*Aim of the exercise*. Identify each line below containing the string "Glowforge" and copy it.

*Input for this task*.
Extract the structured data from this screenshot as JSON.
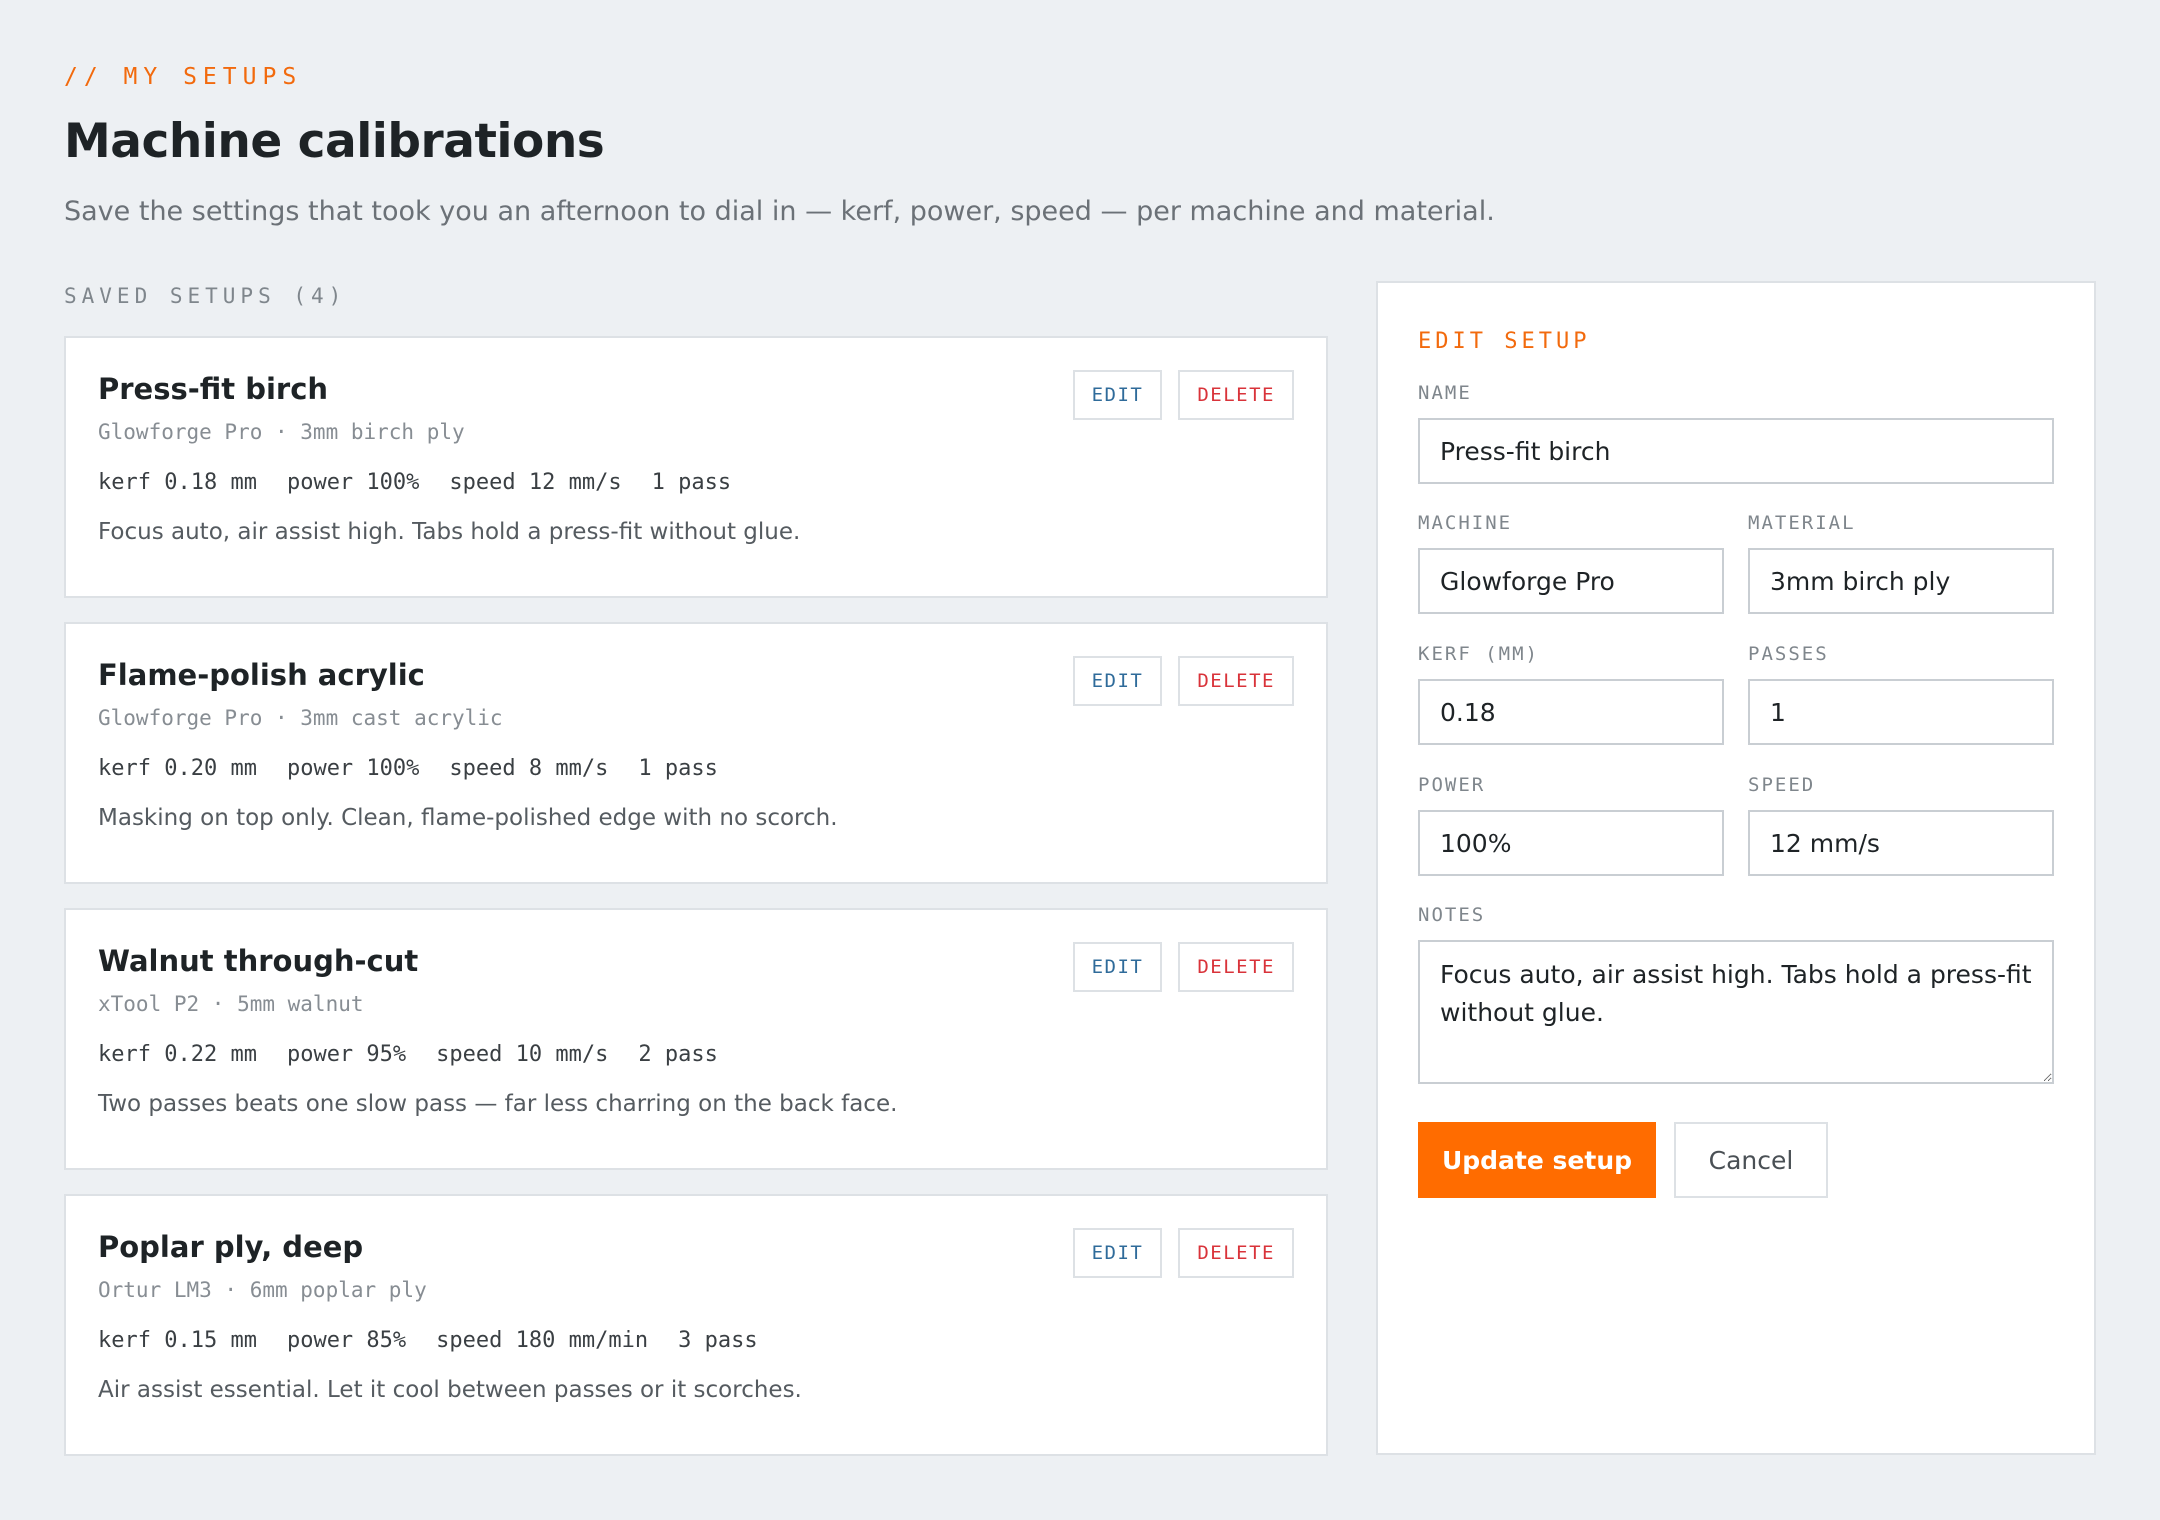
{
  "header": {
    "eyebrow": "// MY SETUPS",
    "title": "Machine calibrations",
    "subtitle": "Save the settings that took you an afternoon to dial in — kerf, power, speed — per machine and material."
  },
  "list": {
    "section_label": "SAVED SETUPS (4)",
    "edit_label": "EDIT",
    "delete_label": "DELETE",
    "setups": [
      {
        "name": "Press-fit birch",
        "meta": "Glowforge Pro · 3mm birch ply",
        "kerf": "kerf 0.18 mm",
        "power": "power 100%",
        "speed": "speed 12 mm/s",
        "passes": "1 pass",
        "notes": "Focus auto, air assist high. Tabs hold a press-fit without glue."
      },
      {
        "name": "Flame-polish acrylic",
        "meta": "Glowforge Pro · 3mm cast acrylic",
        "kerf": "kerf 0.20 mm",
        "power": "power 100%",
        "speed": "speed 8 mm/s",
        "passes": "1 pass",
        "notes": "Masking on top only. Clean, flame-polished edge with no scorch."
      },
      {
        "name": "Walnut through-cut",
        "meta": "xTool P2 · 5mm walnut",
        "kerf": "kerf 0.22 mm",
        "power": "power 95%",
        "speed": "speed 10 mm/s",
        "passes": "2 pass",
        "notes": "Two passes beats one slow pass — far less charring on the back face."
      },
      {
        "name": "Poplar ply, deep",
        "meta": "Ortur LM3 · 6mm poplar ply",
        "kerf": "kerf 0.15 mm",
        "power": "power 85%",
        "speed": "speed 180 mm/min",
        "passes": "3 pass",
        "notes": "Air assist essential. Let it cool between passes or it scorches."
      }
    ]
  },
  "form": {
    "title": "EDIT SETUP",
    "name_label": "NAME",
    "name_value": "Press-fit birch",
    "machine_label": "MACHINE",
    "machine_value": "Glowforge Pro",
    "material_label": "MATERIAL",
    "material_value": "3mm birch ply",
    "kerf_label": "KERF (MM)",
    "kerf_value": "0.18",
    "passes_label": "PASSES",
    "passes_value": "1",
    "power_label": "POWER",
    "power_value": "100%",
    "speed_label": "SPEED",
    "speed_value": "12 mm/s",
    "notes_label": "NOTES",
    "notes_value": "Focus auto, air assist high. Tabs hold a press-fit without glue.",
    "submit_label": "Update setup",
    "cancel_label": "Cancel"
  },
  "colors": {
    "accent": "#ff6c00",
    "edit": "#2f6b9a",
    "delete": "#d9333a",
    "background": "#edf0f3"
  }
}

*Answer to this task*.
        "meta": "Glowforge Pro · 3mm birch ply",
        "meta": "Glowforge Pro · 3mm cast acrylic",
    "machine_value": "Glowforge Pro",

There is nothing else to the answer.